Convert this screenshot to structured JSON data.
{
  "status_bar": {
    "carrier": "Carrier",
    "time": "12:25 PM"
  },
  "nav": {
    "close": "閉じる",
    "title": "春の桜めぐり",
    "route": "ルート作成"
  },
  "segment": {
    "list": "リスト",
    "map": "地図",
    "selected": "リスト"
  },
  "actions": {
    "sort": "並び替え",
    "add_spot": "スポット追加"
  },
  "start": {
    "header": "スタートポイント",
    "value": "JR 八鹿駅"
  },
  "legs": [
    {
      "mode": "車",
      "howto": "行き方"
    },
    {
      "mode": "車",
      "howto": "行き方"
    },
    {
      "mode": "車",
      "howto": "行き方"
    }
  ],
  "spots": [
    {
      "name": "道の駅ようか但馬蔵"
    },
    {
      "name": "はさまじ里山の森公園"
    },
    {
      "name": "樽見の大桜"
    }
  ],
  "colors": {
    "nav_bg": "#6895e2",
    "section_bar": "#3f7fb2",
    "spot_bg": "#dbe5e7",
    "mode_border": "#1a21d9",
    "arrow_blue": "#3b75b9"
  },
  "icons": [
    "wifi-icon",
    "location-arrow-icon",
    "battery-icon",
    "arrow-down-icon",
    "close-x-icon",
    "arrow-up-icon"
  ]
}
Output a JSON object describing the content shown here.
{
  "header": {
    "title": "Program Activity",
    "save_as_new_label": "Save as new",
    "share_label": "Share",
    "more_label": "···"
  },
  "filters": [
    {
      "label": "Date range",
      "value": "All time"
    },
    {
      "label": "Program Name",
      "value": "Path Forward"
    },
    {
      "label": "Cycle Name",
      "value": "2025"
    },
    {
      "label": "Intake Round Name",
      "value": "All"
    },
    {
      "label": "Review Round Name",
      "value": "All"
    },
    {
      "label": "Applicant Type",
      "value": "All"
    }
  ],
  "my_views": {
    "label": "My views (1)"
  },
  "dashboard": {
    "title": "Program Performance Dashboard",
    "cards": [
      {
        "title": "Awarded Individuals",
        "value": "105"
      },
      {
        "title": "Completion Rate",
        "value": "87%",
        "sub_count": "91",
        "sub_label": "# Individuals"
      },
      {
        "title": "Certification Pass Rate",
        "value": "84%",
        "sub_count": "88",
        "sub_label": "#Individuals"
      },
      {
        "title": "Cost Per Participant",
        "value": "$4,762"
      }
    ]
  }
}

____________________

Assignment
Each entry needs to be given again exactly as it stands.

Your solution
Convert this screenshot to structured JSON data.
{
  "status_bar": {
    "carrier": "Carrier",
    "time": "12:25 PM"
  },
  "nav": {
    "close": "閉じる",
    "title": "春の桜めぐり",
    "route": "ルート作成"
  },
  "segment": {
    "list": "リスト",
    "map": "地図",
    "selected": "リスト"
  },
  "actions": {
    "sort": "並び替え",
    "add_spot": "スポット追加"
  },
  "start": {
    "header": "スタートポイント",
    "value": "JR 八鹿駅"
  },
  "legs": [
    {
      "mode": "車",
      "howto": "行き方"
    },
    {
      "mode": "車",
      "howto": "行き方"
    },
    {
      "mode": "車",
      "howto": "行き方"
    }
  ],
  "spots": [
    {
      "name": "道の駅ようか但馬蔵"
    },
    {
      "name": "はさまじ里山の森公園"
    },
    {
      "name": "樽見の大桜"
    }
  ],
  "colors": {
    "nav_bg": "#6895e2",
    "section_bar": "#3f7fb2",
    "spot_bg": "#dbe5e7",
    "mode_border": "#1a21d9",
    "arrow_blue": "#3b75b9"
  },
  "icons": [
    "wifi-icon",
    "location-arrow-icon",
    "battery-icon",
    "arrow-down-icon",
    "close-x-icon",
    "arrow-up-icon"
  ]
}
Output a JSON object describing the content shown here.
{
  "header": {
    "title": "Program Activity",
    "save_as_new_label": "Save as new",
    "share_label": "Share",
    "more_label": "···"
  },
  "filters": [
    {
      "label": "Date range",
      "value": "All time"
    },
    {
      "label": "Program Name",
      "value": "Path Forward"
    },
    {
      "label": "Cycle Name",
      "value": "2025"
    },
    {
      "label": "Intake Round Name",
      "value": "All"
    },
    {
      "label": "Review Round Name",
      "value": "All"
    },
    {
      "label": "Applicant Type",
      "value": "All"
    }
  ],
  "my_views": {
    "label": "My views (1)"
  },
  "dashboard": {
    "title": "Program Performance Dashboard",
    "cards": [
      {
        "title": "Awarded Individuals",
        "value": "105"
      },
      {
        "title": "Completion Rate",
        "value": "87%",
        "sub_count": "91",
        "sub_label": "# Individuals"
      },
      {
        "title": "Certification Pass Rate",
        "value": "84%",
        "sub_count": "88",
        "sub_label": "#Individuals"
      },
      {
        "title": "Cost Per Participant",
        "value": "$4,762"
      }
    ]
  }
}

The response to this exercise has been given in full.